═════ Exercise material

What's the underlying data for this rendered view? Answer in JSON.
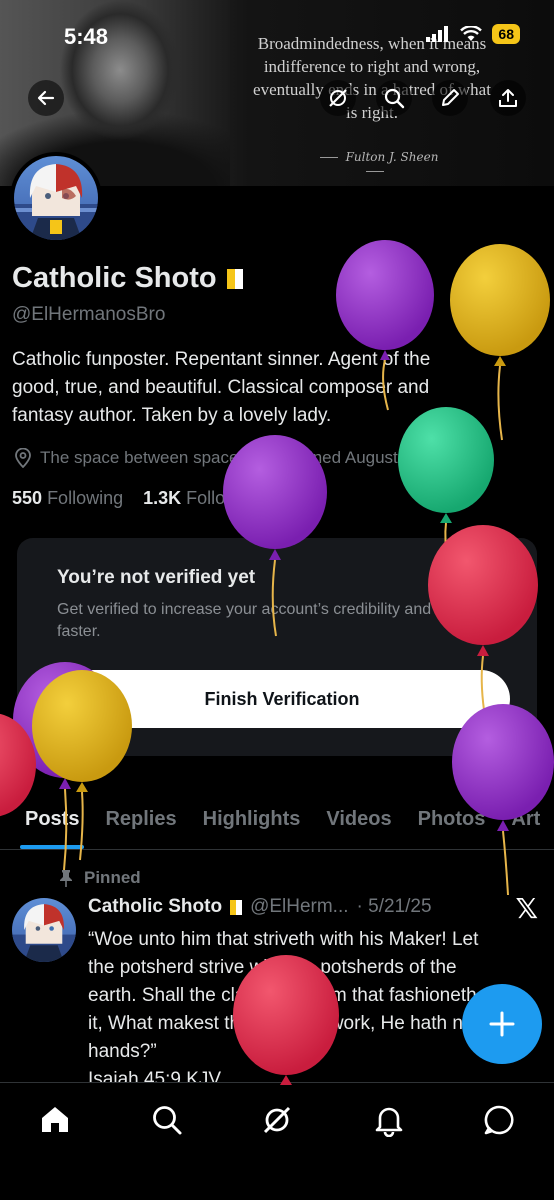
{
  "status": {
    "time": "5:48",
    "battery": "68"
  },
  "banner": {
    "quote_lines": [
      "Broadmindedness, when it means",
      "indifference to right and wrong,",
      "eventually ends in a hatred of what",
      "is right."
    ],
    "author": "Fulton J. Sheen"
  },
  "profile": {
    "name": "Catholic Shoto",
    "handle": "@ElHermanosBro",
    "bio_lines": [
      "Catholic funposter. Repentant sinner. Agent of the",
      "good, true, and beautiful. Classical composer and",
      "fantasy author. Taken by a lovely lady."
    ],
    "location": "The space between spaces",
    "joined": "Joined August 2021",
    "following_count": "550",
    "following_label": "Following",
    "followers_count": "1.3K",
    "followers_label": "Followers"
  },
  "verify_card": {
    "title": "You’re not verified yet",
    "description": "Get verified to increase your account’s credibility and grow faster.",
    "button": "Finish Verification"
  },
  "tabs": [
    {
      "label": "Posts",
      "active": true
    },
    {
      "label": "Replies"
    },
    {
      "label": "Highlights"
    },
    {
      "label": "Videos"
    },
    {
      "label": "Photos"
    },
    {
      "label": "Art"
    }
  ],
  "post": {
    "pinned_label": "Pinned",
    "author": "Catholic Shoto",
    "handle": "@ElHerm...",
    "date": "· 5/21/25",
    "lines": [
      "“Woe unto him that striveth with his Maker! Let",
      "the potsherd strive with the potsherds of the",
      "earth. Shall the clay say to him that fashioneth",
      "it, What makest thou? or thy work, He hath no",
      "hands?”",
      "Isaiah 45:9 KJV"
    ]
  },
  "icons": [
    "back-icon",
    "grok-icon",
    "search-icon",
    "edit-icon",
    "share-icon",
    "location-icon",
    "calendar-icon",
    "pin-icon",
    "x-logo-icon",
    "plus-icon",
    "home-icon",
    "explore-icon",
    "grok-tab-icon",
    "notifications-icon",
    "messages-icon"
  ],
  "colors": {
    "accent": "#1d9bf0",
    "background": "#000000",
    "card": "#16181c",
    "muted": "#71767b",
    "battery": "#f5c518"
  }
}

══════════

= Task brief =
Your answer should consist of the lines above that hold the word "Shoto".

= Your response =
    "name": "Catholic Shoto",
    "author": "Catholic Shoto",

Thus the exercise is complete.